To voluntarily let Mr. Pleau be exposed to the federal death penalty for a crime committed in Rhode Island would be an abdication of one of my core responsibilities as governor: defending and upholding the legitimate public-policy choices made by the people of this state.
Senator O’Neill uses the costs of incarcerating Mr. Pleau and his long, violent criminal history to justify abandoning Rhode Island’s longstanding opposition to the death penalty in this case.
On the first point: Senator O’Neill is seemingly unaware that the costs of trying a federal death-penalty case, in addition to the lengthy appeals process that will inevitably follow the trial, are enormous. The reality of this unfortunate situation is that costs to the taxpayer will be considerable whether Mr. Pleau is tried and incarcerated in Rhode Island or tried and executed by the federal government. Clearly, this is no justification for disregarding a firmly held belief of the people of our state.
On the second — and more fundamental — point: There is no doubt that Mr. Pleau is a career criminal with an extensive record of deplorable acts.

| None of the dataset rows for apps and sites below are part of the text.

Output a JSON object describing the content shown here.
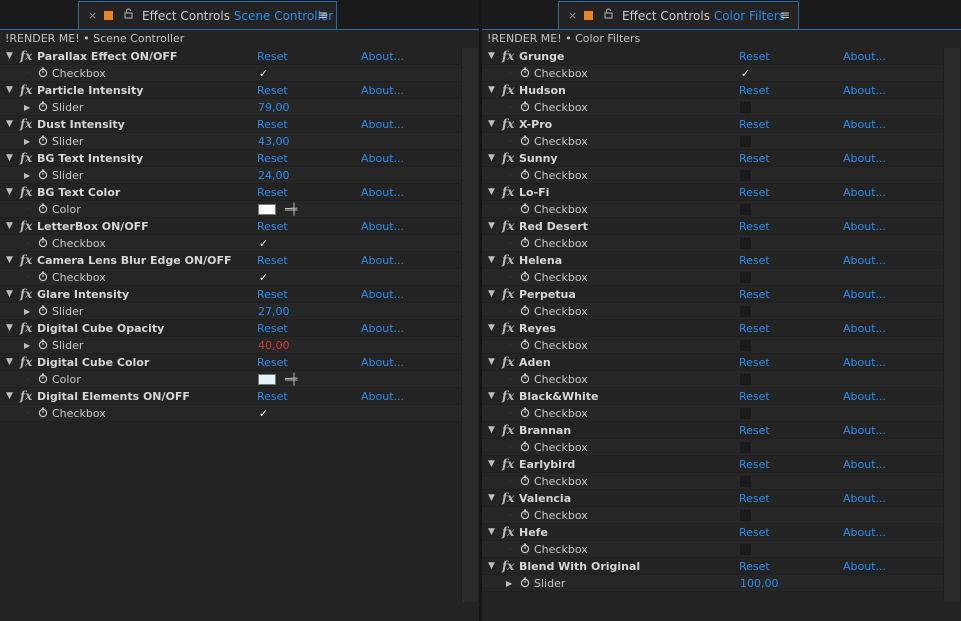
{
  "colors": {
    "accent": "#2d8ceb",
    "tab_border": "#2e6ea5",
    "warning_value": "#d23a32",
    "label_swatch": "#e8861c"
  },
  "left": {
    "tab": {
      "close": "×",
      "title_prefix": "Effect Controls",
      "title_comp": "Scene Controller",
      "menu": "≡"
    },
    "breadcrumb": "!RENDER ME! • Scene Controller",
    "effects": [
      {
        "name": "Parallax Effect ON/OFF",
        "reset": "Reset",
        "about": "About...",
        "param": "Checkbox",
        "kind": "checkbox",
        "checked": true
      },
      {
        "name": "Particle Intensity",
        "reset": "Reset",
        "about": "About...",
        "param": "Slider",
        "kind": "slider",
        "value": "79,00"
      },
      {
        "name": "Dust Intensity",
        "reset": "Reset",
        "about": "About...",
        "param": "Slider",
        "kind": "slider",
        "value": "43,00"
      },
      {
        "name": "BG Text Intensity",
        "reset": "Reset",
        "about": "About...",
        "param": "Slider",
        "kind": "slider",
        "value": "24,00"
      },
      {
        "name": "BG Text Color",
        "reset": "Reset",
        "about": "About...",
        "param": "Color",
        "kind": "color",
        "color": "#ffffff"
      },
      {
        "name": "LetterBox ON/OFF",
        "reset": "Reset",
        "about": "About...",
        "param": "Checkbox",
        "kind": "checkbox",
        "checked": true
      },
      {
        "name": "Camera Lens Blur Edge ON/OFF",
        "reset": "Reset",
        "about": "About...",
        "param": "Checkbox",
        "kind": "checkbox",
        "checked": true
      },
      {
        "name": "Glare Intensity",
        "reset": "Reset",
        "about": "About...",
        "param": "Slider",
        "kind": "slider",
        "value": "27,00"
      },
      {
        "name": "Digital Cube Opacity",
        "reset": "Reset",
        "about": "About...",
        "param": "Slider",
        "kind": "slider",
        "value": "40,00",
        "red": true
      },
      {
        "name": "Digital Cube Color",
        "reset": "Reset",
        "about": "About...",
        "param": "Color",
        "kind": "color",
        "color": "#e4f4fa"
      },
      {
        "name": "Digital Elements ON/OFF",
        "reset": "Reset",
        "about": "About...",
        "param": "Checkbox",
        "kind": "checkbox",
        "checked": true
      }
    ]
  },
  "right": {
    "tab": {
      "close": "×",
      "title_prefix": "Effect Controls",
      "title_comp": "Color Filters",
      "menu": "≡"
    },
    "breadcrumb": "!RENDER ME! • Color Filters",
    "effects": [
      {
        "name": "Grunge",
        "reset": "Reset",
        "about": "About...",
        "param": "Checkbox",
        "kind": "checkbox",
        "checked": true
      },
      {
        "name": "Hudson",
        "reset": "Reset",
        "about": "About...",
        "param": "Checkbox",
        "kind": "checkbox",
        "checked": false
      },
      {
        "name": "X-Pro",
        "reset": "Reset",
        "about": "About...",
        "param": "Checkbox",
        "kind": "checkbox",
        "checked": false
      },
      {
        "name": "Sunny",
        "reset": "Reset",
        "about": "About...",
        "param": "Checkbox",
        "kind": "checkbox",
        "checked": false
      },
      {
        "name": "Lo-Fi",
        "reset": "Reset",
        "about": "About...",
        "param": "Checkbox",
        "kind": "checkbox",
        "checked": false
      },
      {
        "name": "Red Desert",
        "reset": "Reset",
        "about": "About...",
        "param": "Checkbox",
        "kind": "checkbox",
        "checked": false
      },
      {
        "name": "Helena",
        "reset": "Reset",
        "about": "About...",
        "param": "Checkbox",
        "kind": "checkbox",
        "checked": false
      },
      {
        "name": "Perpetua",
        "reset": "Reset",
        "about": "About...",
        "param": "Checkbox",
        "kind": "checkbox",
        "checked": false
      },
      {
        "name": "Reyes",
        "reset": "Reset",
        "about": "About...",
        "param": "Checkbox",
        "kind": "checkbox",
        "checked": false
      },
      {
        "name": "Aden",
        "reset": "Reset",
        "about": "About...",
        "param": "Checkbox",
        "kind": "checkbox",
        "checked": false
      },
      {
        "name": "Black&White",
        "reset": "Reset",
        "about": "About...",
        "param": "Checkbox",
        "kind": "checkbox",
        "checked": false
      },
      {
        "name": "Brannan",
        "reset": "Reset",
        "about": "About...",
        "param": "Checkbox",
        "kind": "checkbox",
        "checked": false
      },
      {
        "name": "Earlybird",
        "reset": "Reset",
        "about": "About...",
        "param": "Checkbox",
        "kind": "checkbox",
        "checked": false
      },
      {
        "name": "Valencia",
        "reset": "Reset",
        "about": "About...",
        "param": "Checkbox",
        "kind": "checkbox",
        "checked": false
      },
      {
        "name": "Hefe",
        "reset": "Reset",
        "about": "About...",
        "param": "Checkbox",
        "kind": "checkbox",
        "checked": false
      },
      {
        "name": "Blend With Original",
        "reset": "Reset",
        "about": "About...",
        "param": "Slider",
        "kind": "slider",
        "value": "100,00"
      }
    ]
  }
}
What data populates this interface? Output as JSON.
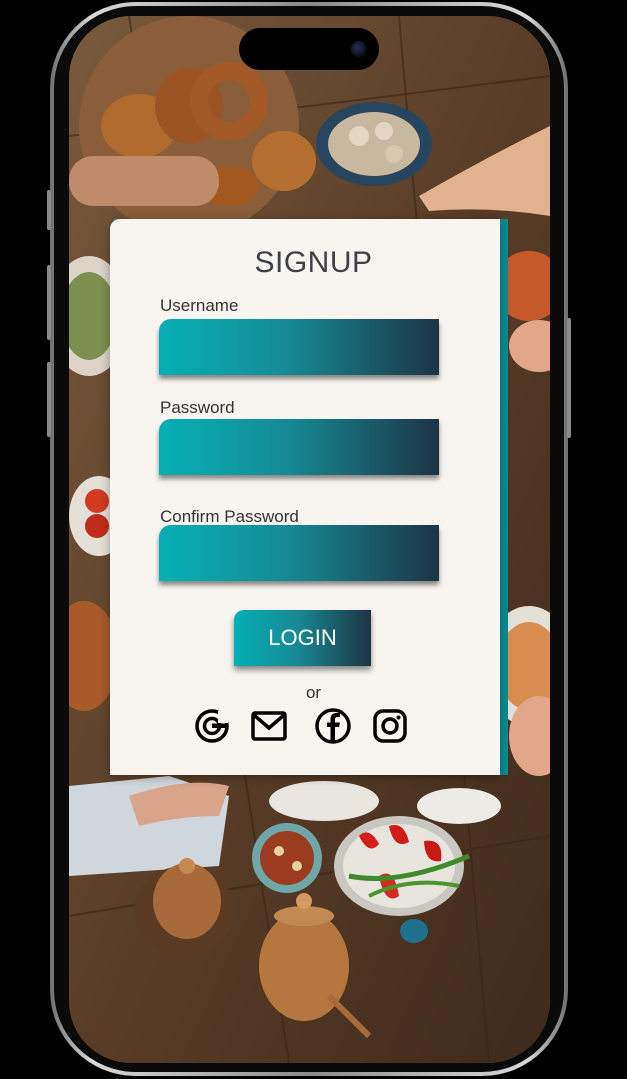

But this does not justify the abandonment of Rhode Island’s longstanding abolition of capital punishment.
As far back as 1838, a report solicited by a General Assembly committee examining the death penalty urged its repeal. Calling back to the “lively experiment” of Rhode Island’s founding, the report’s authors, W.R. Staples and Samuel Y. Atwell, wrote: “We appeal now to the legislature of Rhode Island to try another experiment. . . . By [repealing capital punishment] before her sister states, Rhode Island will show that she still possesses that independence of feeling, sentiment, and action, which characterized her first settlers, and will regain that proud pre-eminence among them, which she only lost by their imitating her example.”
In 1852, the General Assembly heeded their advice and Rhode Island became only the second state in the nation — following Michigan, in 1846 — to abolish the death penalty.
In 1872, an extraordinarily narrow capital-punishment exception was enacted but never invoked, eventually prompting the Rhode Island Supreme Court to rule, in 1979, that the death penalty was an unconstitutional violation of prohibitions on cruel and unusual punishment. Following the ruling, in 1984, the General Assembly removed mandatory death penalty requirements from Rhode Island General Law, and each subsequent effort to authorize it for specific crimes has failed. The State of Rhode Island has not executed a prisoner since the original 1852 ban.
There is no question that the murder of David Main was a senseless act that shocked, saddened and angered the people of the state, including me. I cannot begin to imagine the grief of the Main family, and I extend my deepest sympathy to them for their tragic loss. There is also no question that Jason Wayne Pleau is a career criminal who deserves to answer for his crimes and spend the rest of his life in prison.
But my involvement in this case is not about Mr. Pleau. It is not about the terrible ordeal of the Main family. And it is not about my personal feelings or opinions. It is about maintaining and protecting the sovereignty and laws of the state I was elected to govern.
Leadership requires defending and upholding the public policy of the State of Rhode Island in all cases, not just those where it is easy or convenient. Indeed, it is situations such as this, which are difficult and fraught with emotion, where we must stand up for our state’s core principles. They lose meaning if we are unwilling to do so.
Lincoln D. Chafee, an independent, is governor of Rhode Island.